Work to complete: Lift every line from the entries that includes the word "timestamp".

[Material shown]

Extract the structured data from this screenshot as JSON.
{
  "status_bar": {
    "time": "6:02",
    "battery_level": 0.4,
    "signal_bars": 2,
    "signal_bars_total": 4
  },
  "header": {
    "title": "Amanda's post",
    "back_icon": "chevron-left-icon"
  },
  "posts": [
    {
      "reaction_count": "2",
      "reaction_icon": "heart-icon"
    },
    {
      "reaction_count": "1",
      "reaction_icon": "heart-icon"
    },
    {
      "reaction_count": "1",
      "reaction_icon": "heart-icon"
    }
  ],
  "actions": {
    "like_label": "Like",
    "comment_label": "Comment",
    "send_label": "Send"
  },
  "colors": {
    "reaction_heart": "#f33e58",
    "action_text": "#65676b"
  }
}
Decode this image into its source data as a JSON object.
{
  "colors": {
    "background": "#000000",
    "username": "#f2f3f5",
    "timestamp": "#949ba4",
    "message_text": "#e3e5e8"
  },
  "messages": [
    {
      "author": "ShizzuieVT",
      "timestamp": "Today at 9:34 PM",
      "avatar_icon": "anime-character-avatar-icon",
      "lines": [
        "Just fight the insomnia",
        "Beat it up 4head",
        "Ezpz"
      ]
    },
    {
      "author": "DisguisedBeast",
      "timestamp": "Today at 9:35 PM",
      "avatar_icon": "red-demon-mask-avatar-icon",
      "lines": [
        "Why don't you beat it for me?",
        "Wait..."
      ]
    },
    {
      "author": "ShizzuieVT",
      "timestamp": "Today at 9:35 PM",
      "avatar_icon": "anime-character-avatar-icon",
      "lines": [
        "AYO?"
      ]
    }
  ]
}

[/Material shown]

Response to this task:
    "timestamp": "#949ba4",
      "timestamp": "Today at 9:34 PM",
      "timestamp": "Today at 9:35 PM",
      "timestamp": "Today at 9:35 PM",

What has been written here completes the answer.